Asked how he would solve the problems he had mentioned, Touretski said, "First of all you should decide what you have to do. I know how to do it in Russia. I think I know how to do it in Australia. But when I first came to AIS, I noticed 'Swimmers have a very high level of tension. Where is it coming from?' "
"It's coming from the competitive situation between coaches. We can never be successful as a country while we just compete against each other, and this is the main goal. We have to compete against America too, we have to compete against Russia, we have to get together and compete against them. We have to help each other, and in this way we will have a greater team spirit.
ON TRAINING COACHES
Asked what he thought was the best way to train a talented young coach, certification or being apprenticed to an experienced older coach, Touretski said, "I don't think there exists one way. There can be different ways. I think if you have someone like a head coach, he has to realize that there can be different ways. A top athlete can be prepared at home, in a university, or in a special centre. It depends most on whether you have a coach there, and talent, sooner or later, will come to the top. But you need to have a coach there."
"Alex Popov does two thousand kilometers every year having not less than one hundred starts. This means that he does thirty competitions a year. This is the only way to go to achieve perfection."
A CLEAR MIND

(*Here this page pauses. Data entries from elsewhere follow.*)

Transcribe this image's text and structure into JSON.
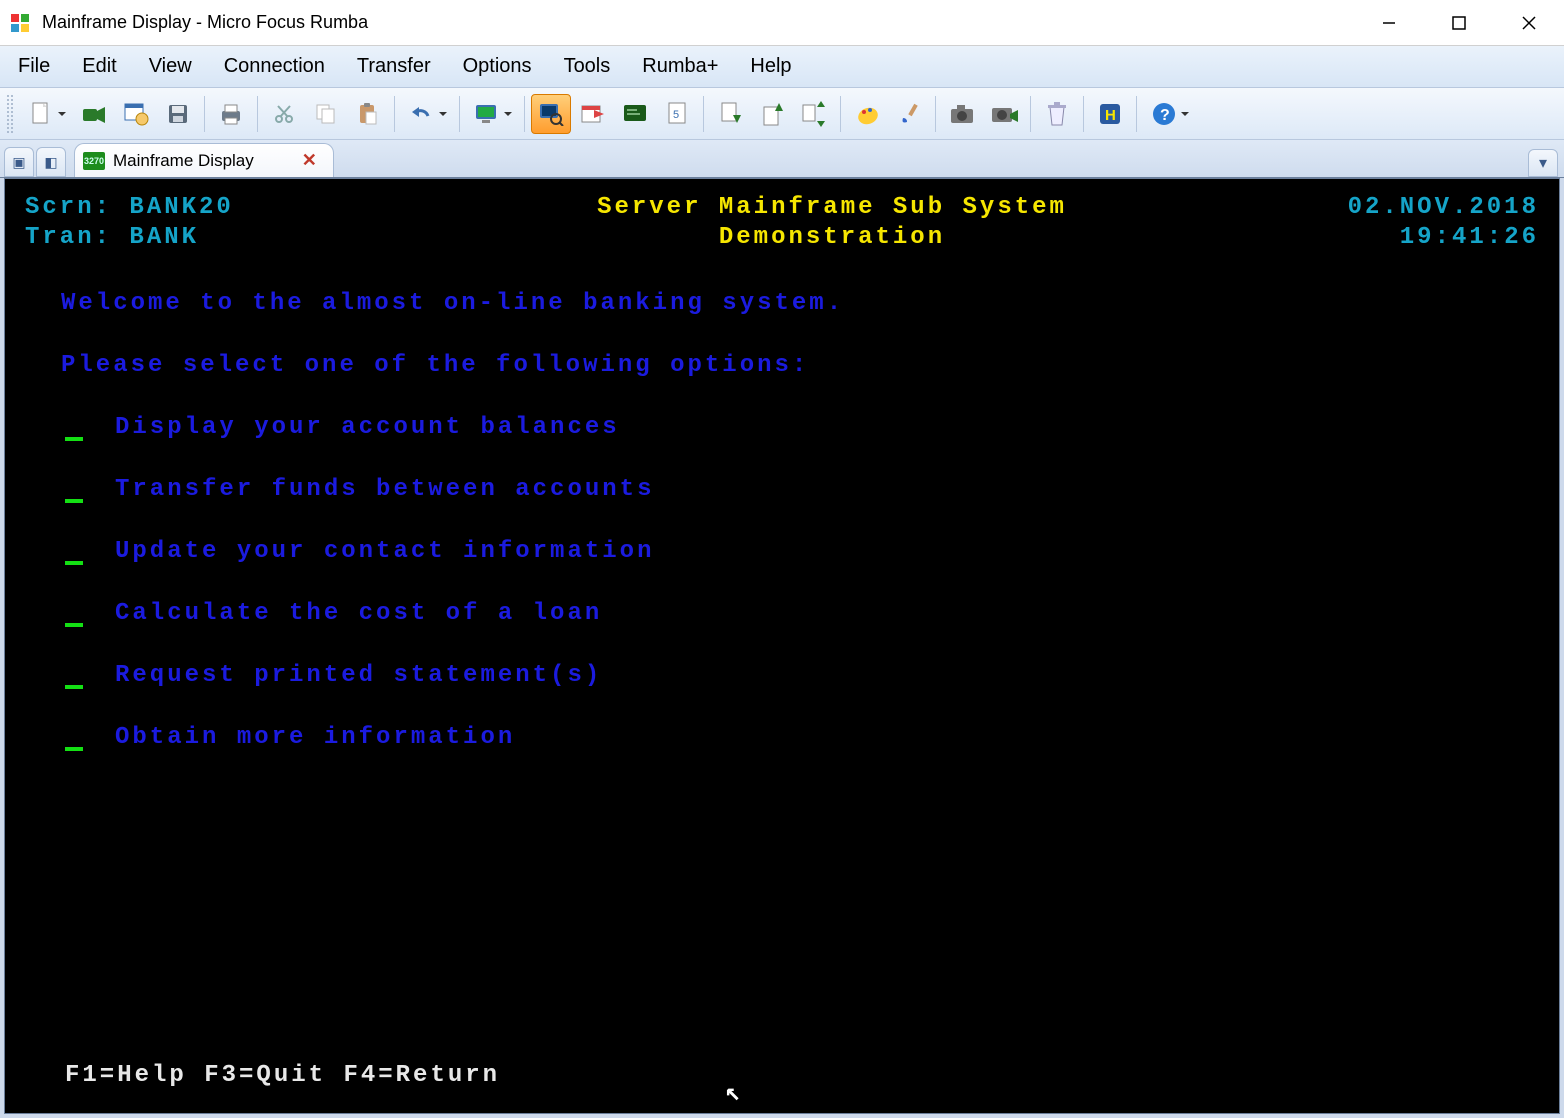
{
  "window": {
    "title": "Mainframe Display - Micro Focus Rumba"
  },
  "menu": [
    "File",
    "Edit",
    "View",
    "Connection",
    "Transfer",
    "Options",
    "Tools",
    "Rumba+",
    "Help"
  ],
  "tab": {
    "label": "Mainframe Display",
    "badge": "3270"
  },
  "terminal": {
    "scrn_label": "Scrn:",
    "scrn_value": "BANK20",
    "tran_label": "Tran:",
    "tran_value": "BANK",
    "title_line1": "Server Mainframe Sub System",
    "title_line2": "Demonstration",
    "date": "02.NOV.2018",
    "time": "19:41:26",
    "welcome": "Welcome to the almost on-line banking system.",
    "prompt": "Please select one of the following options:",
    "options": [
      "Display your account balances",
      "Transfer funds between accounts",
      "Update your contact information",
      "Calculate the cost of a loan",
      "Request printed statement(s)",
      "Obtain more information"
    ],
    "fnkeys": "F1=Help F3=Quit F4=Return"
  }
}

Asked whether Popov, as a sprinter, was temperamental and, at times, perhaps difficult to train, Touretski replied, "Alex does the whole mental work himself. I merely give him the framework because his creative abilities are so great. As a coach, that's probably what I've most helped him to develop."
Touretski says that Popov has such a clear mind that he doesn't have difficulty in concentrating. By the same token, Toretski doesn't talk strategy with Popov. "I try to avoid this kind of talk because I don't want to interfere with his natural way, although, some time ago, I did show him some strategies. As I mentioned in my lecture, we did all the pre-Olympic work in March and April, and later we didn't speak about the Olympics."
When I mentioned that John Carew was the same with Kieren Perkins, and that Carew had told me that he doesn't say too much to Perkins, Touretski said, "That's the Golden Rule. If you start speaking to the athlete, it means that things are not well, and that soon things probably will not be good, and that's important to remember."
Touretski said that a coach must use different strategies with kids than with older swimmers. "Jim Fowlie was once surprised when, one day after a training session, we had some kids come to the pool, and he saw me working with them. He said 'Gennadi! You don't look like a national coach when you laugh and jump up and down like that!' Yes, but I did it that way because that's how I coach younger kids, and I enjoy doing it."